As we are all (I hope …) painfully aware, decent backups are absolutely
vital. Last week I looked at a potential option for offsite backup, and
solutions like Bacula are excellent for
providing a stable, reliable onsite backup, with historical data available.
But these solutions don’t provide rapid access to the backed-up
data in the event of a major disk crash (e.g., if a centralized home
disk bites the dust, leaving everyone on the system unable to work).
What you want here is an instant slot-in replacement, and for this,
rsync is an excellent option.
rsync doesn’t keep historical data, but if all you want is a
nightly current snapshot, it does that very well.

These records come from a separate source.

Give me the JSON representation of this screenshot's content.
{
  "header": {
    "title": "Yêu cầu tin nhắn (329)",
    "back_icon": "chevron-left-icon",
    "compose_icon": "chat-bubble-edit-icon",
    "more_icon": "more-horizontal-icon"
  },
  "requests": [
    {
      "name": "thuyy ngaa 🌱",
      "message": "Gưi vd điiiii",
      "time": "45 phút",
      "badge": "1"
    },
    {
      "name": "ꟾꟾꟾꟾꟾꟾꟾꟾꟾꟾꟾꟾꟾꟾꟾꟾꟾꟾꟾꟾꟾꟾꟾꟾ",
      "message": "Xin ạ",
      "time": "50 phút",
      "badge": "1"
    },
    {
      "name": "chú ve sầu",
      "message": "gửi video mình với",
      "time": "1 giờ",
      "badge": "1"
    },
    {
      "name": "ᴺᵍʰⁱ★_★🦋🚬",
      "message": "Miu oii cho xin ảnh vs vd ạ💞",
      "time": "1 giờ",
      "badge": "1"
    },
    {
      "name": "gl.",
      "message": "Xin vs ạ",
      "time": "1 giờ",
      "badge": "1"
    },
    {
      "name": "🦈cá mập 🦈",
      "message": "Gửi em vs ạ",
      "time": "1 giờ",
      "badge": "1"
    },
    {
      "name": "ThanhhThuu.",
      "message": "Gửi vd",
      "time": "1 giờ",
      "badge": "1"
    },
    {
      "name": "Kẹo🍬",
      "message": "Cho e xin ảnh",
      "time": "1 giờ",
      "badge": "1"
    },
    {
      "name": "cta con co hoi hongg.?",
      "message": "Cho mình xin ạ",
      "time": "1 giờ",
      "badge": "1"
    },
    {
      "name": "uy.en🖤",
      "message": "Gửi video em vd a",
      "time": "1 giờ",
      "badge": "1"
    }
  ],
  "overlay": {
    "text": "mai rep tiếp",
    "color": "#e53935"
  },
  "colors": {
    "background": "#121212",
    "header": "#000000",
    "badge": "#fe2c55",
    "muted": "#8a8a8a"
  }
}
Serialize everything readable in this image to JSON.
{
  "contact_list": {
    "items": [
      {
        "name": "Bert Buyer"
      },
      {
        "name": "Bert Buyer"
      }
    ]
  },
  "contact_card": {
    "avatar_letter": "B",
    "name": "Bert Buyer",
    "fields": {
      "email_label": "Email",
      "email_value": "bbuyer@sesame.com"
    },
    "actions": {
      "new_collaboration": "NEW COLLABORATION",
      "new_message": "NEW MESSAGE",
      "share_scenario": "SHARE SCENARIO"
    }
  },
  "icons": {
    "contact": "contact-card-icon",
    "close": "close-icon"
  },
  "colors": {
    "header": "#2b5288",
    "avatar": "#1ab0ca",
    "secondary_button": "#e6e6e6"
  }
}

You can use a “proper”
backup solution for your historical data.
Either set rsync up onto a disk that you can physically slot in to your
regular or another server; or use a spare machine that can be plugged in
immediately instead (e.g., by changing your NFS mappings). Set up a
cron job to synchronise nightly, and you’re done. In the event
of a serious main server crash, just slot in the new disk and get everyone up
and running again with only 24 hours of data lost — which if your backup
schedule permits, you can then recover at leisure.
Be aware that although this will work if the main disk crashes overnight — as
rsync will not be able to access it so won’t run — it will not work if something more subtle goes wrong. In this case, both disks will have corrupt
data, and you’re back to using your normal backups for a regular restore.
This article was first published on ServerWatch.com.